conveyancing
13 May 2024

For those venturing into the South African property market, understanding the intricacies of conveyancing is an essential part of ensuring the smooth transfer of property ownership from one party to another. This summary aims to clarify the conveyancing process and provide a comprehensive understanding of the key steps.

What is conveyancing?

Conveyancing refers to the legal process of transferring property ownership from a seller to a buyer. It involves various administrative and legal procedures aimed at ensuring the transaction is valid, binding and in compliance with all relevant laws and regulations. While the process may seem daunting, especially to first-time buyers or sellers, having a clear understanding of each step can help you to navigate through it smoothly.

The role of conveyancers

Property transfers in South Africa are facilitated by conveyancers – specialised lawyers who play a pivotal role in overseeing the entire transfer process, from drafting legal documents to conducting property searches and facilitating the payment of taxes and levies. Their expertise ensures that the transaction adheres to all legal requirements and safeguards the interests of both parties involved.

Key steps in the conveyancing process

Offer to Purchase: The conveyancing process commences with the signing of an Offer to Purchase agreement between the buyer and the seller. This document outlines the terms and conditions of the sale, including the purchase price, deposit amount and any special conditions.

Title deed and property searches: Once the Offer to Purchase is signed, the conveyancer conducts a thorough investigation of the property’s title deed and conducts various searches to uncover any encumbrances or restrictions that may affect the transfer.

Drafting of transfer documents: The conveyancer prepares the necessary legal documents, including the deed of transfer and all other supporting documents required for the transfer of ownership.

Obtaining clearance certificates: Before the transfer can proceed, the conveyancer obtains clearance certificates for various statutory requirements, such as rates and taxes, homeowners’ association and body corporate levies and compliance certificates for electrical, gas and plumbing installations.

Payment of transfer costs: Both the buyer and the seller are responsible for certain transfer costs. The buyer is liable for the majority of costs including, but not limited to, most of the fees such as transfer fees, transfer duty or VAT, as well as other related expenses. The seller is generally liable for the estate agent’s commission.

Execution of transfer documents: Once all documents are in order and the necessary payments have been made, the parties must sign the transfer documents in the presence of a conveyancer or a commissioner of oaths.

Registration of transfer: The final step in the conveyancing process involves lodging the transfer documents at the Deeds Office for the examination process prior to registration. Once registered, the property ownership is officially transferred to the buyer and the transaction is complete.
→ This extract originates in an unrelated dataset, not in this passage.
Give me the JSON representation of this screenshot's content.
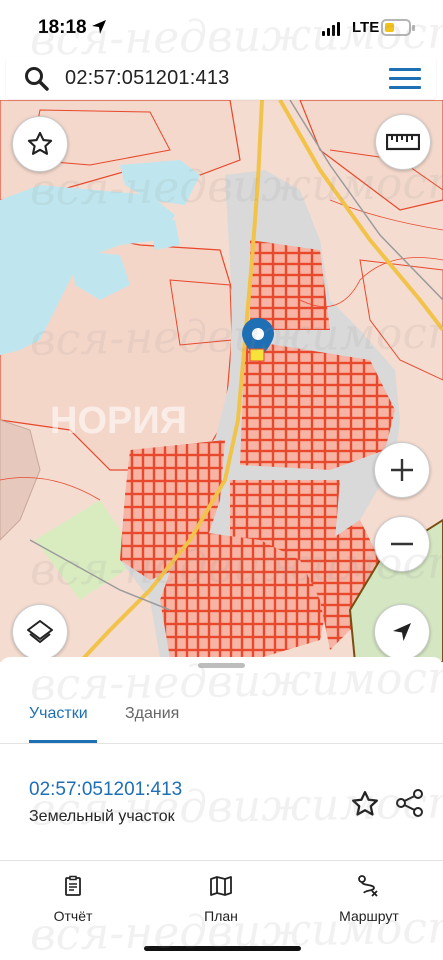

Conclusion

This article is a brief guide to help you understand the basics of the conveyancing process. We have not discussed bond registrations and cancellations, which are also completed by conveyancers. If you are thinking of selling your property, contact Kelly Barnett at Michelle Chavkin Attorneys Inc at [email protected]. We will help streamline the process, providing you with peace of mind and paving the way for a successful property transaction.

See also:

(This article is provided for informational purposes only and not for the purpose of providing legal advice. For more information on the topic, please contact the author/s or the relevant provider.)

Kelly Barnett is an admitted attorney, notary and conveyancer. She obtained her BA LLB degree from the University of the Witwatersrand. Kelly is currently an associate at Michelle Chavkin Attorneys...

Share


Property Law articles on GoLegal